Norman Mailer, the macho prince of American letters who for decades reigned as the country's literary conscience and provocateur with such books as "The Naked and the Dead" and "The Executioner's Song" died Saturday. He was 84.
Mailer died of acute renal failure at Mount Sinai Hospital, said J. Michael Lennon, who is also the author's biographer.
From his classic debut novel to such masterworks of literary journalism as "The Armies of the Night," the two-time Pulitzer Prize winner always got credit for insight, passion and originality.
Some of his works were highly praised, some panned, but none was pronounced the Great American Novel that seemed to be his life quest from the time he soared to the top as a brash 25-year-old "enfant terrible."

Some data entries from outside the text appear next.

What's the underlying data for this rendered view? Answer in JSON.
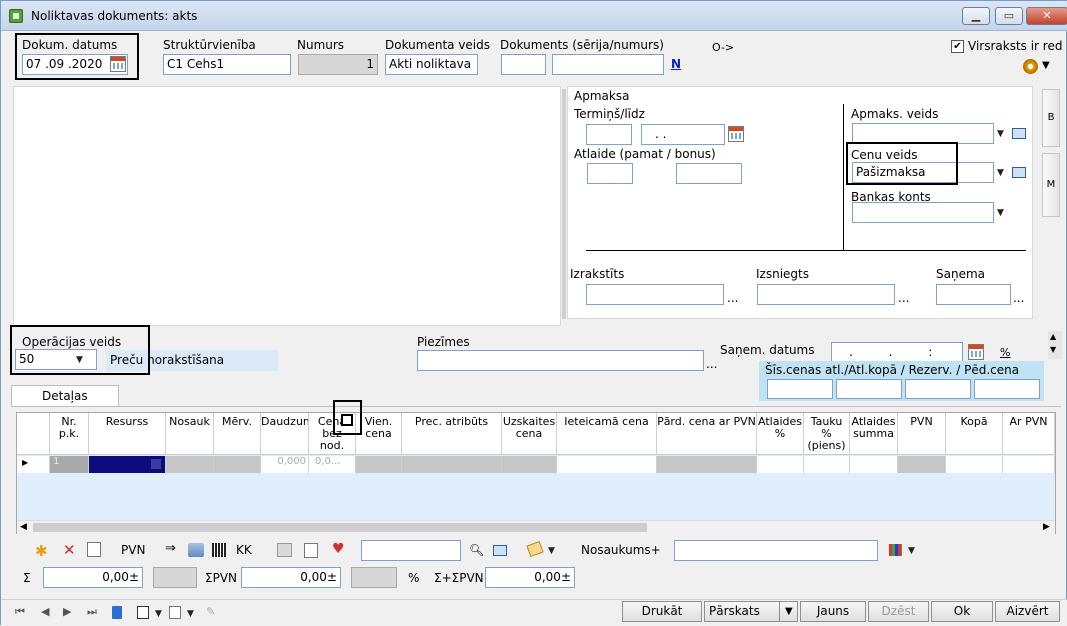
{
  "window": {
    "title": "Noliktavas dokuments: akts",
    "minimize": "▁",
    "maximize": "▭",
    "close": "✕"
  },
  "header": {
    "date_label": "Dokum. datums",
    "date_value": "07 .09 .2020",
    "struct_label": "Struktūrvienība",
    "struct_value": "C1 Cehs1",
    "number_label": "Numurs",
    "number_value": "1",
    "doctype_label": "Dokumenta veids",
    "doctype_value": "Akti noliktava",
    "doc_label": "Dokuments (sērija/numurs)",
    "doc_series": "",
    "doc_number": "",
    "n_link": "N",
    "arrow_text": "O->",
    "virsraksts_label": "Virsraksts ir red",
    "virsraksts_checked": "✔"
  },
  "payment": {
    "section_label": "Apmaksa",
    "term_label": "Termiņš/līdz",
    "term_days": "",
    "term_date": ". .",
    "discount_label": "Atlaide (pamat / bonus)",
    "discount_base": "",
    "discount_bonus": "",
    "pay_type_label": "Apmaks. veids",
    "pay_type_value": "",
    "price_type_label": "Cenu veids",
    "price_type_value": "Pašizmaksa",
    "bank_label": "Bankas konts",
    "bank_value": "",
    "issued_label": "Izrakstīts",
    "delivered_label": "Izsniegts",
    "received_label": "Saņema",
    "dots": "..."
  },
  "side_tabs": [
    "B",
    "M"
  ],
  "operation": {
    "label": "Operācijas veids",
    "code": "50",
    "name": "Preču norakstīšana",
    "notes_label": "Piezīmes",
    "notes_value": "",
    "recv_date_label": "Saņem. datums",
    "recv_date_value": ". . :",
    "percent": "%",
    "price_panel_label": "Šīs.cenas atl./Atl.kopā / Rezerv. / Pēd.cena"
  },
  "tabs": {
    "details": "Detaļas"
  },
  "grid": {
    "columns": [
      "Nr. p.k.",
      "Resurss",
      "Nosauk",
      "Mērv.",
      "Daudzum",
      "Cena bez nod.",
      "Vien. cena",
      "Prec. atribūts",
      "Uzskaites cena",
      "Ieteicamā cena",
      "Pārd. cena ar PVN",
      "Atlaides %",
      "Tauku % (piens)",
      "Atlaides summa",
      "PVN",
      "Kopā",
      "Ar PVN"
    ],
    "row": {
      "nr": "1",
      "qty": "0,000",
      "price": "0,0..."
    }
  },
  "toolbar": {
    "pvn": "PVN",
    "kk": "KK",
    "search_value": "",
    "nosaukums": "Nosaukums+",
    "filter_value": ""
  },
  "totals": {
    "sigma": "Σ",
    "sum_value": "0,00±",
    "pvn_label": "ΣPVN",
    "pvn_value": "0,00±",
    "percent": "%",
    "total_label": "Σ+ΣPVN",
    "total_value": "0,00±"
  },
  "bottom_buttons": {
    "print": "Drukāt",
    "reports": "Pārskats",
    "new": "Jauns",
    "delete": "Dzēst",
    "ok": "Ok",
    "close": "Aizvērt"
  }
}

Mailer built and nurtured an image over the years as pugnacious, streetwise and high-living. He drank, fought, smoked pot, married six times and stabbed his second wife, almost fatally, during a drunken party.
He had nine children, made a quixotic bid to become mayor of New York, produced five forgettable films, dabbled in journalism, flew gliders, challenged professional boxers, was banned from a Manhattan YWHA for reciting obscene poetry, feuded publicly with writer Gore Vidal and crusaded against women's lib.
But as Newsweek reviewer Raymond Sokolov said in 1968, "in the end it is the writing that will count."
Mailer, he wrote, possessed "a superb natural style that does not crack under the pressures he puts upon it, a talent for narrative and characters with real …